(YOUR OBJECTIVE): Write out every line below that contains "user".

Items from an interface collection:
▼▼▼

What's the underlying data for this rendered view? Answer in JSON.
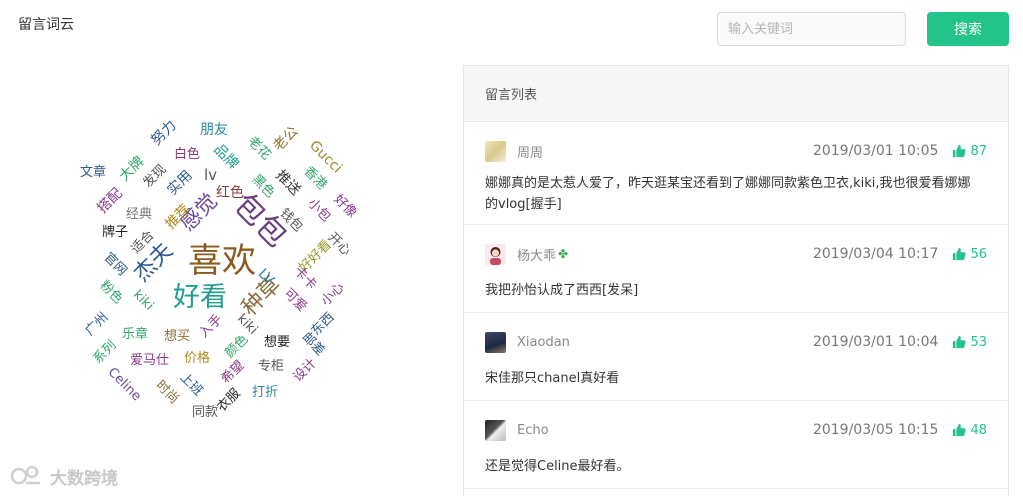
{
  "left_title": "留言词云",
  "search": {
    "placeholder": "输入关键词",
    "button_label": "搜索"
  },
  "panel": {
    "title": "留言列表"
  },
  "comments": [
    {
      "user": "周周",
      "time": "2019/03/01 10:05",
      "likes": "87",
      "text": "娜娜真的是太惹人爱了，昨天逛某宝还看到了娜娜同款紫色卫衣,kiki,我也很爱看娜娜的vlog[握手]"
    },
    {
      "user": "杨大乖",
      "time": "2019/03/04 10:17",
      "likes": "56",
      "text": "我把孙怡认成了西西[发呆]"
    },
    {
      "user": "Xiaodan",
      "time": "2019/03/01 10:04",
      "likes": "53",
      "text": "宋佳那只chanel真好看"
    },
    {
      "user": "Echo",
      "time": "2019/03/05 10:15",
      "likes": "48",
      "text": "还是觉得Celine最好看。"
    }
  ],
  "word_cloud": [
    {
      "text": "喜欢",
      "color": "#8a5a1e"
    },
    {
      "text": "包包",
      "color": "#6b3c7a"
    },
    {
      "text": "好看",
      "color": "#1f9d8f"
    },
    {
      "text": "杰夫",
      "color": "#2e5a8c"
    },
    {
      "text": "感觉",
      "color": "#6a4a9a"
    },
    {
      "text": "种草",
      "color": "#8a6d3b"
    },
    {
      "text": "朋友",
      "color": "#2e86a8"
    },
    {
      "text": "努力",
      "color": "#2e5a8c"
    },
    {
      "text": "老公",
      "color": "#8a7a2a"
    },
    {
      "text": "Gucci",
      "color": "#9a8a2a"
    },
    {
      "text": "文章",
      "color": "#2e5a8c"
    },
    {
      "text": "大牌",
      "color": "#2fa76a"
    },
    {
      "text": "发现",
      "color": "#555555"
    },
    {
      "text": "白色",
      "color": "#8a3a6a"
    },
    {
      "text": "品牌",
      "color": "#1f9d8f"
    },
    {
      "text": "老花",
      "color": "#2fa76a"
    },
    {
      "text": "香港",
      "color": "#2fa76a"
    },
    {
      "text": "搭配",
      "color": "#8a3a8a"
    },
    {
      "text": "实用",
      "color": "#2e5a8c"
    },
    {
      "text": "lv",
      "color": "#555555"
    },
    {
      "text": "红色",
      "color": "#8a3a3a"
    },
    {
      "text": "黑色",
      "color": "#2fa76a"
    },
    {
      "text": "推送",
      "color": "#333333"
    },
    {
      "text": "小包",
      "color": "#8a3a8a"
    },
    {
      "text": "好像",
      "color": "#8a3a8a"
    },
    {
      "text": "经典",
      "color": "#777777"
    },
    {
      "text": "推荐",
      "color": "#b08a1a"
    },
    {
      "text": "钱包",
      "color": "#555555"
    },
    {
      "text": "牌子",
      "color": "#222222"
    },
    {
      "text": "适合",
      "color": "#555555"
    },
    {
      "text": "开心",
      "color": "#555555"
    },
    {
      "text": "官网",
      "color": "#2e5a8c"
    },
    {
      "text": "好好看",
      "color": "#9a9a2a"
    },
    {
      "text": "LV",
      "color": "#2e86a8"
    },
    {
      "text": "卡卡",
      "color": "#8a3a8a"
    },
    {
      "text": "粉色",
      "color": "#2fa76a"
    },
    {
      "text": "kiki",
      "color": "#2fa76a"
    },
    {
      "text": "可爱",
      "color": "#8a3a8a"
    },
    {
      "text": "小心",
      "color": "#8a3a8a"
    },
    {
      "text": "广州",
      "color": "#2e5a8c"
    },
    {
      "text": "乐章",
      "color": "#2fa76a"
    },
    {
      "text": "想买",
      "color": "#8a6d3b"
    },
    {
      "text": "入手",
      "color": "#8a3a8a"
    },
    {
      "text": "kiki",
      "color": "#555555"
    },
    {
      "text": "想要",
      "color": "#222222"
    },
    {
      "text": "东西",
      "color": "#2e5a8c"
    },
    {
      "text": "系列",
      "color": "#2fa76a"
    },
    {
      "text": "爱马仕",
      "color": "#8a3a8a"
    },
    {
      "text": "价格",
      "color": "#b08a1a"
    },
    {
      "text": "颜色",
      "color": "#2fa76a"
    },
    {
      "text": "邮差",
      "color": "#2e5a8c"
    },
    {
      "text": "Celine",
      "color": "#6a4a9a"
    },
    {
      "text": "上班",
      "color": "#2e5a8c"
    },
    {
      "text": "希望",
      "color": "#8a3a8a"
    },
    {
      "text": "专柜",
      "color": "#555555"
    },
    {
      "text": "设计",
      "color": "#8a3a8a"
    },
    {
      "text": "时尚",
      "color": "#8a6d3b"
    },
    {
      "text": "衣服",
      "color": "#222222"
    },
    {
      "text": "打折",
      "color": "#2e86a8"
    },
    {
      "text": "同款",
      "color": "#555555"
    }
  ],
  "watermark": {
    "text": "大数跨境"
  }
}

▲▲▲

(ANSWER AREA):
      "user": "周周",
      "user": "杨大乖",
      "user": "Xiaodan",
      "user": "Echo",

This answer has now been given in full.